# YOUR TASK
Each record must be written out again exactly. Skip any picture it contains.
══════
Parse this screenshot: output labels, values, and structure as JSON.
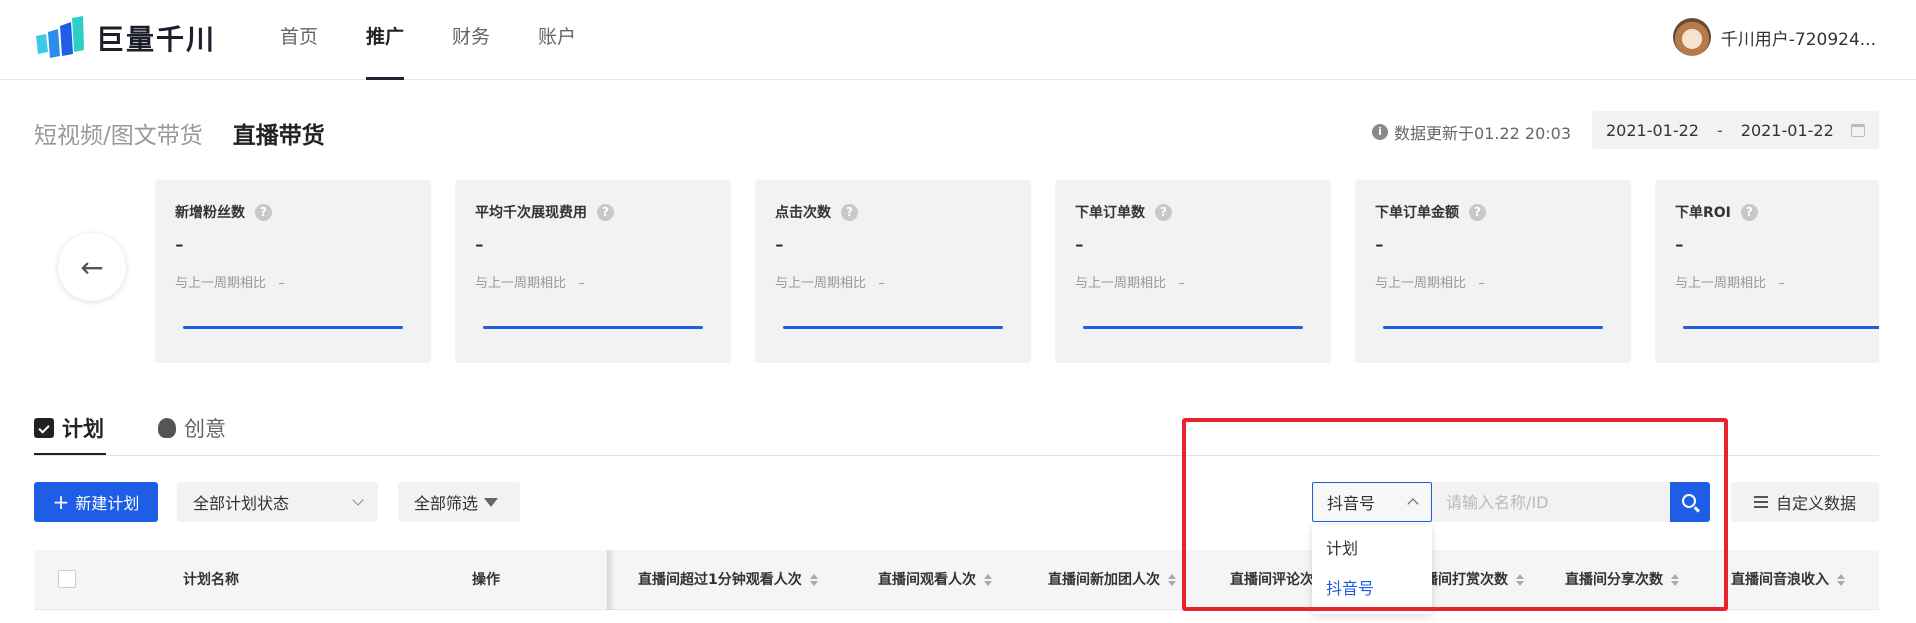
{
  "brand": {
    "name": "巨量千川"
  },
  "nav": {
    "items": [
      "首页",
      "推广",
      "财务",
      "账户"
    ],
    "active": "推广"
  },
  "user": {
    "name": "千川用户-720924..."
  },
  "subtabs": {
    "short_video": "短视频/图文带货",
    "live": "直播带货"
  },
  "update_text": "数据更新于01.22 20:03",
  "date_range": {
    "start": "2021-01-22",
    "separator": "-",
    "end": "2021-01-22"
  },
  "metrics": [
    {
      "title": "新增粉丝数",
      "value": "-",
      "compare": "与上一周期相比",
      "delta": "–"
    },
    {
      "title": "平均千次展现费用",
      "value": "-",
      "compare": "与上一周期相比",
      "delta": "–"
    },
    {
      "title": "点击次数",
      "value": "-",
      "compare": "与上一周期相比",
      "delta": "–"
    },
    {
      "title": "下单订单数",
      "value": "-",
      "compare": "与上一周期相比",
      "delta": "–"
    },
    {
      "title": "下单订单金额",
      "value": "-",
      "compare": "与上一周期相比",
      "delta": "–"
    },
    {
      "title": "下单ROI",
      "value": "-",
      "compare": "与上一周期相比",
      "delta": "–"
    }
  ],
  "tabs": {
    "plan": "计划",
    "creative": "创意"
  },
  "toolbar": {
    "new_plan": "新建计划",
    "status_select": "全部计划状态",
    "filter": "全部筛选",
    "search_type": "抖音号",
    "search_placeholder": "请输入名称/ID",
    "custom_data": "自定义数据"
  },
  "dropdown": {
    "options": [
      "计划",
      "抖音号"
    ],
    "selected": "抖音号"
  },
  "table": {
    "columns": [
      "计划名称",
      "操作",
      "直播间超过1分钟观看人次",
      "直播间观看人次",
      "直播间新加团人次",
      "直播间评论次数",
      "直播间打赏次数",
      "直播间分享次数",
      "直播间音浪收入"
    ]
  },
  "colors": {
    "primary": "#1e5ee6",
    "highlight": "#e8232b",
    "card_bg": "#f2f2f2"
  }
}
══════
# WRITTEN ANSWER
Parse this screenshot: output labels, values, and structure as JSON.
{
  "brand": {
    "name": "巨量千川"
  },
  "nav": {
    "items": [
      "首页",
      "推广",
      "财务",
      "账户"
    ],
    "active": "推广"
  },
  "user": {
    "name": "千川用户-720924..."
  },
  "subtabs": {
    "short_video": "短视频/图文带货",
    "live": "直播带货"
  },
  "update_text": "数据更新于01.22 20:03",
  "date_range": {
    "start": "2021-01-22",
    "separator": "-",
    "end": "2021-01-22"
  },
  "metrics": [
    {
      "title": "新增粉丝数",
      "value": "-",
      "compare": "与上一周期相比",
      "delta": "–"
    },
    {
      "title": "平均千次展现费用",
      "value": "-",
      "compare": "与上一周期相比",
      "delta": "–"
    },
    {
      "title": "点击次数",
      "value": "-",
      "compare": "与上一周期相比",
      "delta": "–"
    },
    {
      "title": "下单订单数",
      "value": "-",
      "compare": "与上一周期相比",
      "delta": "–"
    },
    {
      "title": "下单订单金额",
      "value": "-",
      "compare": "与上一周期相比",
      "delta": "–"
    },
    {
      "title": "下单ROI",
      "value": "-",
      "compare": "与上一周期相比",
      "delta": "–"
    }
  ],
  "tabs": {
    "plan": "计划",
    "creative": "创意"
  },
  "toolbar": {
    "new_plan": "新建计划",
    "status_select": "全部计划状态",
    "filter": "全部筛选",
    "search_type": "抖音号",
    "search_placeholder": "请输入名称/ID",
    "custom_data": "自定义数据"
  },
  "dropdown": {
    "options": [
      "计划",
      "抖音号"
    ],
    "selected": "抖音号"
  },
  "table": {
    "columns": [
      "计划名称",
      "操作",
      "直播间超过1分钟观看人次",
      "直播间观看人次",
      "直播间新加团人次",
      "直播间评论次数",
      "直播间打赏次数",
      "直播间分享次数",
      "直播间音浪收入"
    ]
  },
  "colors": {
    "primary": "#1e5ee6",
    "highlight": "#e8232b",
    "card_bg": "#f2f2f2"
  }
}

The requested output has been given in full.